The marriage of Nimrod Keiser and Miss Mary E. MARTIN was celebrated at the bride's home in Morgan County, Ill., April 14, 1857. This union resulted in the birth of ten children, five of whom are living, namely: Preston, Isabelle, Melinda J., John E. and Olive Ann. Two only are at home with their parents----John E. and Olive A. They were all given a good practical education, and reflect honor upon their parental training. Preston married Miss Alice DAVIS, is a resident of Richardson County, and the father of one child, Ernest E. Isabelle is the wife of Theo. Hall, of Table Rock Precinct, and the mother of one child, a son, Roy. Melinda J. married Hardin W. HAYS who is farming on land south of the Keiser homestead.
The Keiser family is highly spoken of by the residents of Table Rock Precinct, and this is sufficient indication of their standing. The son, John E., has been Road Supervisor of his precinct for the last year, and has given good satisfaction. He is liberal and public-spirited, and is bound to make his mark in the world. He was born in Pawnee County, Table Rock Precinct, April 1, 1866, and took kindly to his books at school, acquiring a practical education, while his habit of reading and thought will suffice to make him generally well informed upon passing events of interest to every intelligent citizen. The family live in excellent style, being provided with all the comforts and may of the luxuries of life.
Mrs. Mary E. (Martin) KEISER was born in Jessamine County, KY., Jan 22, 1833, and removed with her parents when a small child to Morgan County, Ill. Her father, Preston Martin, was a native of Virginia, born about 1808. He left the Old Dominion when a young man, taking up his abode in the Blue Grass regions, and was married to Miss Elizabeth Burks. They became the parents of nine children, three of whom died when young. Six are still living.
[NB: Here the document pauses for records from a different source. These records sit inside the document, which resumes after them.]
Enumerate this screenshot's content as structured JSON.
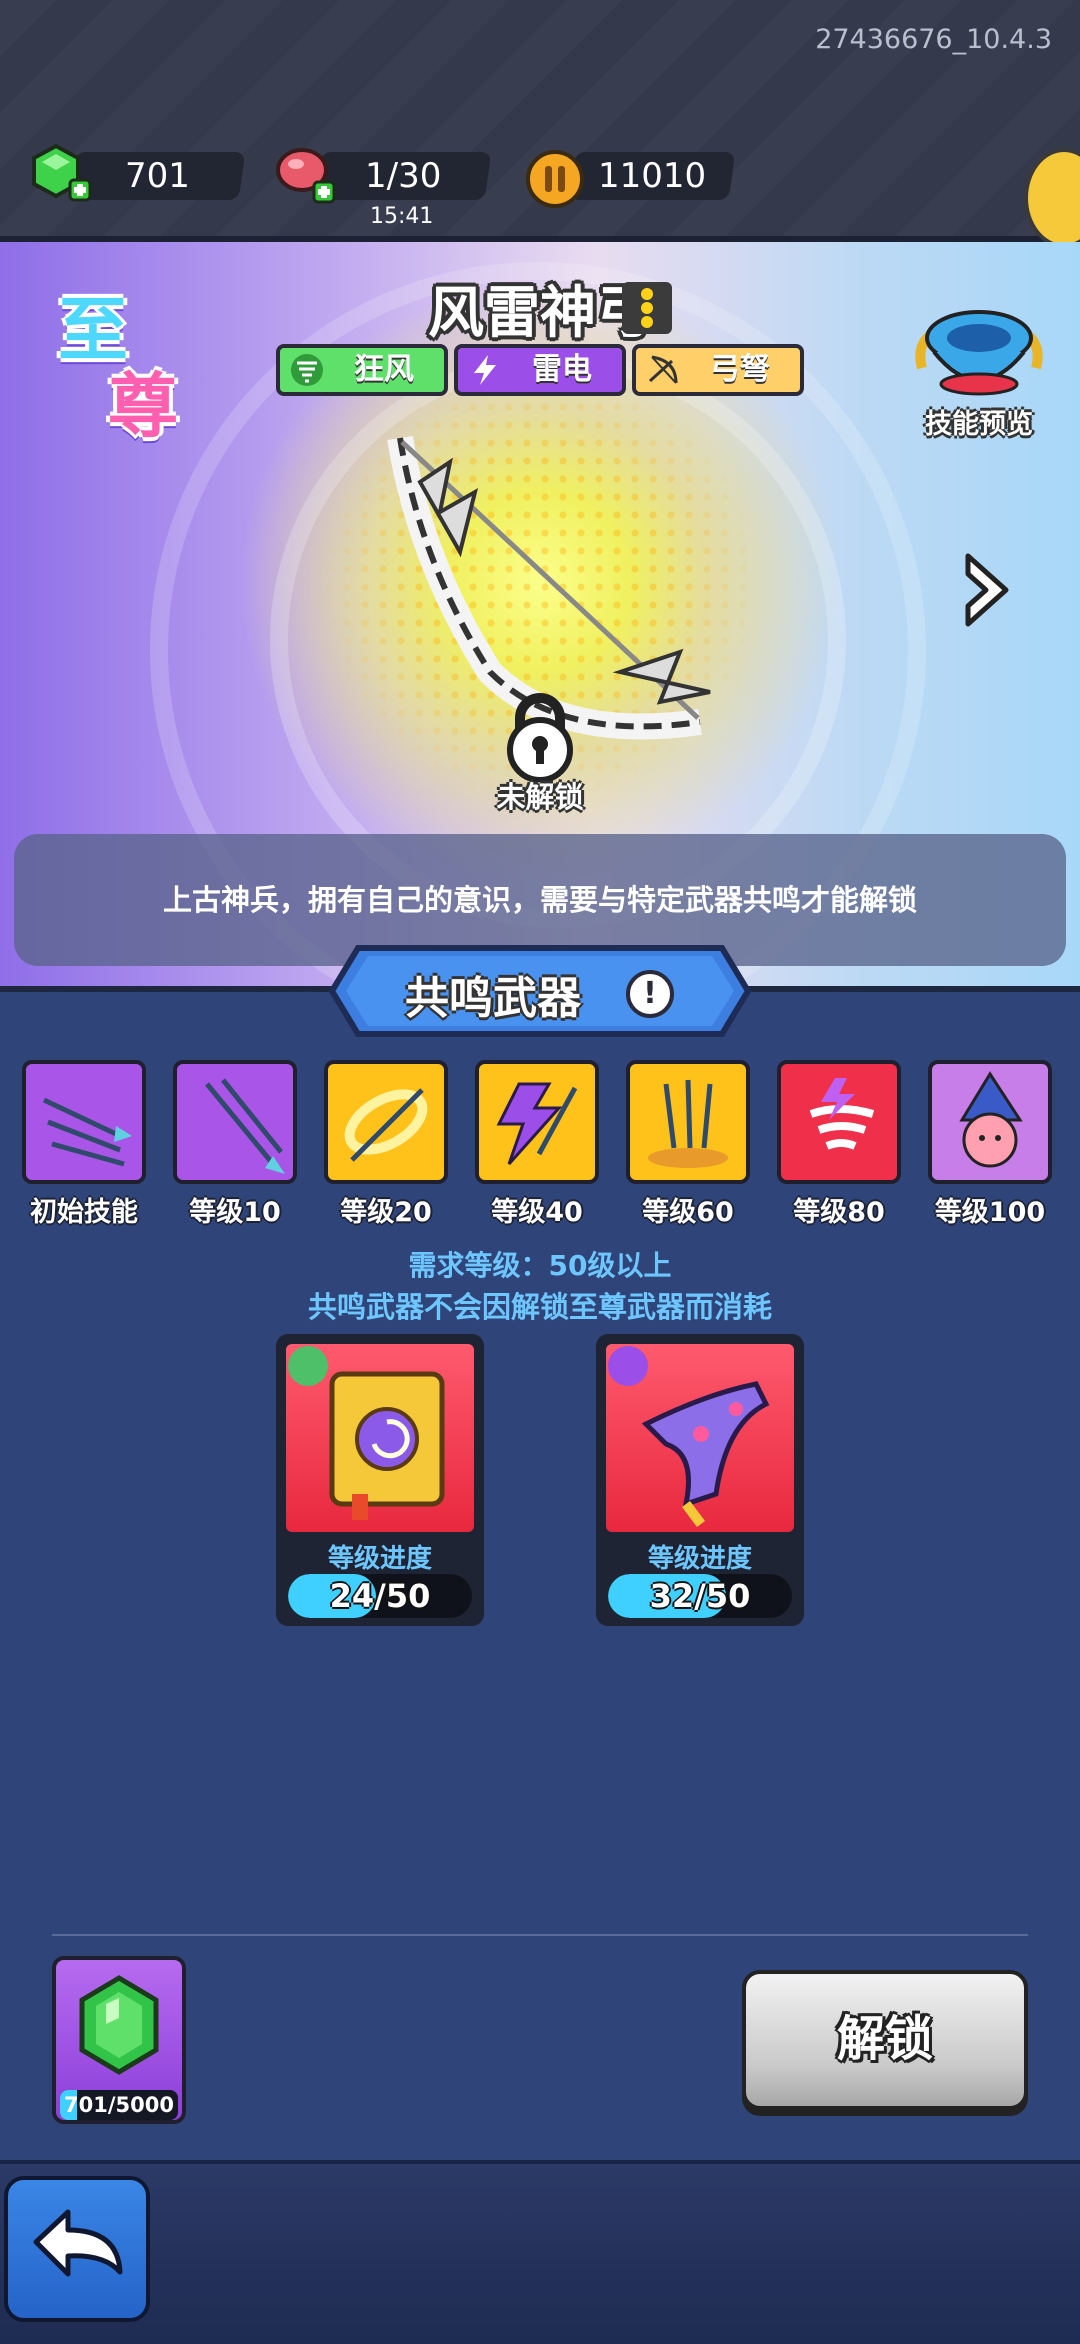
{
  "build_id": "27436676_10.4.3",
  "currency": {
    "gems": "701",
    "meat": "1/30",
    "meat_timer": "15:41",
    "coins": "11010"
  },
  "weapon": {
    "rarity_chars": [
      "至",
      "尊"
    ],
    "name": "风雷神弓",
    "tags": [
      {
        "label": "狂风",
        "color": "#5fe06a"
      },
      {
        "label": "雷电",
        "color": "#9b4ee8"
      },
      {
        "label": "弓弩",
        "color": "#ffcf6a"
      }
    ],
    "skill_preview_label": "技能预览",
    "lock_label": "未解锁",
    "description": "上古神兵，拥有自己的意识，需要与特定武器共鸣才能解锁"
  },
  "section": {
    "title": "共鸣武器"
  },
  "skills": [
    {
      "label": "初始技能",
      "bg": "#a855e8",
      "icon": "triple-arrows-icon"
    },
    {
      "label": "等级10",
      "bg": "#a855e8",
      "icon": "double-arrow-icon"
    },
    {
      "label": "等级20",
      "bg": "#ffc21a",
      "icon": "golden-ring-icon"
    },
    {
      "label": "等级40",
      "bg": "#ffc21a",
      "icon": "lightning-arrows-icon"
    },
    {
      "label": "等级60",
      "bg": "#ffc21a",
      "icon": "arrow-rain-icon"
    },
    {
      "label": "等级80",
      "bg": "#f0304a",
      "icon": "tornado-icon"
    },
    {
      "label": "等级100",
      "bg": "#c77ee8",
      "icon": "wizard-character-icon"
    }
  ],
  "requirement": {
    "level": "需求等级：50级以上",
    "note": "共鸣武器不会因解锁至尊武器而消耗"
  },
  "resonance_weapons": [
    {
      "progress_label": "等级进度",
      "current": 24,
      "max": 50,
      "text": "24/50",
      "element": "wind",
      "icon": "spellbook-icon"
    },
    {
      "progress_label": "等级进度",
      "current": 32,
      "max": 50,
      "text": "32/50",
      "element": "lightning",
      "icon": "boomerang-icon"
    }
  ],
  "unlock_cost": {
    "current": 701,
    "required": 5000,
    "text": "701/5000"
  },
  "unlock_button": "解锁",
  "colors": {
    "panel_bg": "#2f4479",
    "accent_blue": "#6ec6ff",
    "progress_fill": "#3fd0ff"
  }
}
The family removed to Morgan County, Ill., about 1840 and were residents of Illinois a period of twenty-four years, coming thence to Nebraska. The father took up a tract of land, in 1864, on the Little Muddy, in Richardson County, and lived there until the death of his wife, in April, 1879. Two years later he sold out, and thereafter made his home with his children until his death, Dec., 9, 1887. He was a good man in the broadest sense of the term, conscientious in the performance of every duty, and respected by his neighbors.
The father of Nimrod Keiser was John KEISER, a native of Pennsylvania, and born in 1798. He was a millwright by trade, and spent his entire life in his native State, traveling nearly all over it in the pursuance of his trade. He married Miss Hannah BROWN, and they became the parents of two children, Nimrod and John, Jr., His first wife died, and he was then married to a Miss DILLENER. He finally removed to Fayette County, Pa., where he spent his last days, his death occurring about 1865.
When Mr. Keiser came to this section none of the uplands were improved, only a small spot here and there along the streams. Deer, wild game of all kinds, and wolves were plentiful. In assisting to subdue a portion of the primitive soil, and in the construction of one of the best homesteads in this county, Mr. Keiser has contributed his full quota to its development and prosperity. In politics he is a stanch Republican.